PRICE: $444.85 @ Amazon
Price is at time of testing!
Real power, real control. Like we had fake power before?
I object! What if I live in the Maldives? What’s my option then? This is the CM store tab, where you can click and have your browser opened to one of these three areas of the CM store.
The system tab gives you this screen. Fairly useful. I have to say the software’s looking good so far. Certainly much more functional with Windows 7 than Thermaltake’s latest efforts, which won’t work for me at all.
This app just installed and ran, recognizing the power supply immediately. Let’s go to the power tab and see what’s there.
Nice interface, Cooler Master. All the info is there in an easy to read format.
And we have lots of flexibility over monitoring, too. We can even choose sampling size of 30, 60, or 300 seconds.
In the modes screen, we find our fan control as well as the ability to turn off the multi-rail overcurrent protection. I’ll be going with silent and single. Just like me in real life.
Finally, we have this here history screen.
Let’s look at the Bluetooth stuff.

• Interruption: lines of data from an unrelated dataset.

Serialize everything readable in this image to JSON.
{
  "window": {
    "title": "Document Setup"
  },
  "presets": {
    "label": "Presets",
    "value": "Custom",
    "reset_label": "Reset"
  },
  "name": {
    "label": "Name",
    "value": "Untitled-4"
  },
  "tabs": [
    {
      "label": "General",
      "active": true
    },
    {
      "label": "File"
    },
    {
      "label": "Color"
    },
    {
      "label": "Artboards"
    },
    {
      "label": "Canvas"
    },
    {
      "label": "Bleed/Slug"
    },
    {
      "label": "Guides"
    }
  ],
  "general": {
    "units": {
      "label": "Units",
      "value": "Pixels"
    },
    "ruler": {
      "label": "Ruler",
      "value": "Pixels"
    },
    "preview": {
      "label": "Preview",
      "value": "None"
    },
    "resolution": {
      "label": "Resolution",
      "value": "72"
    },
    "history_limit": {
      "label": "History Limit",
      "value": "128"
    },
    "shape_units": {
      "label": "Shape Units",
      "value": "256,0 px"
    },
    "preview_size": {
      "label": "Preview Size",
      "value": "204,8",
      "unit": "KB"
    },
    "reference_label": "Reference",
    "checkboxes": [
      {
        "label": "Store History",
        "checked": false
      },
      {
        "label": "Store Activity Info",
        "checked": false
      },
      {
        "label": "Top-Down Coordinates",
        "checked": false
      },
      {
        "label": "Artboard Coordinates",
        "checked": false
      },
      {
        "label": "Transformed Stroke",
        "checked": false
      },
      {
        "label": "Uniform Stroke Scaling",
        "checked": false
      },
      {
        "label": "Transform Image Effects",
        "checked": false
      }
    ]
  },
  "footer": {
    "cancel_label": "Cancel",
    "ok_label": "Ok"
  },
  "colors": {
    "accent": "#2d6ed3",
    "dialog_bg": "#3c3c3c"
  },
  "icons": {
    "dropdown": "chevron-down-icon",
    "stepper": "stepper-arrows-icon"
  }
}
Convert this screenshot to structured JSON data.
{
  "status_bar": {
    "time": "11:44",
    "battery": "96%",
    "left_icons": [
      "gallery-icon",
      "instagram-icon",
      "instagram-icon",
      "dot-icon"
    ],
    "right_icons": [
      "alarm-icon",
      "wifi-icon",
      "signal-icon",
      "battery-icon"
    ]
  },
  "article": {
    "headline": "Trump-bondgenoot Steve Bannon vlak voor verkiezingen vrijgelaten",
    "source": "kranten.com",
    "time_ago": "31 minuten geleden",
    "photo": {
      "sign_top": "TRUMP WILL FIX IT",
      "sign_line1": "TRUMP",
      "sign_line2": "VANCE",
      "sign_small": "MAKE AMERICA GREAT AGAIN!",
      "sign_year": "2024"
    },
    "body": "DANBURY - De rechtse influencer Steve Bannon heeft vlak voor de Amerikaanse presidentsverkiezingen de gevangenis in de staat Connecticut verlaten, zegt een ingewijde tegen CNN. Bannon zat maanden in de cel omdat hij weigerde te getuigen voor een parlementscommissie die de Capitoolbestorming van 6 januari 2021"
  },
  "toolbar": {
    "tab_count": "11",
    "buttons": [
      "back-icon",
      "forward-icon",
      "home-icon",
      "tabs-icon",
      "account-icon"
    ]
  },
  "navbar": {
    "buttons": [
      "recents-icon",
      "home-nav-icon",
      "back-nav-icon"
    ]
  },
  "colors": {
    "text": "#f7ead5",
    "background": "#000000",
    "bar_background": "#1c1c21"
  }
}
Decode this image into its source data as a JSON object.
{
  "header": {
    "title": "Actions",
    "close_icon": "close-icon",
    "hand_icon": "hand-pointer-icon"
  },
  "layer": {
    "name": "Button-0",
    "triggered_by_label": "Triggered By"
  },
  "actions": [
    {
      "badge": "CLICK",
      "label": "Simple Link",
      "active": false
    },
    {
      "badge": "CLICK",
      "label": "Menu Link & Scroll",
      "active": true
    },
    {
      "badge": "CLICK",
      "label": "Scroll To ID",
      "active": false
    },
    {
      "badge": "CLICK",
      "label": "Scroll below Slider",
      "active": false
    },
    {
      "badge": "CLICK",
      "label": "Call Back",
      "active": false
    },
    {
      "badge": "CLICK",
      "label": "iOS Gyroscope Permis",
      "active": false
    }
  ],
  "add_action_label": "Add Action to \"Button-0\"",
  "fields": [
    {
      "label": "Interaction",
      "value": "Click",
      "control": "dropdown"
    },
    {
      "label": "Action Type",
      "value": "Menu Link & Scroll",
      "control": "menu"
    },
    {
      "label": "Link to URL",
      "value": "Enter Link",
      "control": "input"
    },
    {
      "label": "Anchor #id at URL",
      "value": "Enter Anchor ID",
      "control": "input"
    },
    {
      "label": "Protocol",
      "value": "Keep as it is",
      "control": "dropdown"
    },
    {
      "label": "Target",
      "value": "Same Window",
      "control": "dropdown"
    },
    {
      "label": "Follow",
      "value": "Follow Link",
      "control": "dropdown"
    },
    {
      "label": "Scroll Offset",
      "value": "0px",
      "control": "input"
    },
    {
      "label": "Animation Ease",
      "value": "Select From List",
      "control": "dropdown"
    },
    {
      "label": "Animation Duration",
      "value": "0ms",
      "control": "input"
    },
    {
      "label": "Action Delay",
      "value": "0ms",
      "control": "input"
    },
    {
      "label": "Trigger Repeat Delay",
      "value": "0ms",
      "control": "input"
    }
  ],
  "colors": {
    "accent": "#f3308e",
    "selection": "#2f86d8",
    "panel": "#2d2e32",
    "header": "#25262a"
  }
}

The dongle should be attached without any power to the unit, and I’ve done that. I’ll just install the app on my LG G4, fire it up here, and…
Behold a buggy app that cannot find the unit, despite the phone being able to pair with it. Cooler Master said that it might take some time to get it to recognize, however I waited an hour for that to happen and got this same screen every time. No amount of hitting the repeat button worked.
That’ll be a deduction later. I believe the app is buggy, not the dongle. That said, when I broke out my old Galaxy Note II, the software was able to connect to the unit but kept prompting me for credentials. You’re supposed to be able to reset that with the button on the dongle, but it never worked for me.
I think the Bluetooth stuff on this unit is a half baked idea that might have seemed like a good idea at the time, but Cooler Master really should have followed through by making sure the app was up to date and fully supported if they were going to do it. Otherwise, it just adds a lot of unnecessary expense.
Yes, I did consider that my sample might be defective. I’ll talk more about that possibility later, when it becomes relevant again.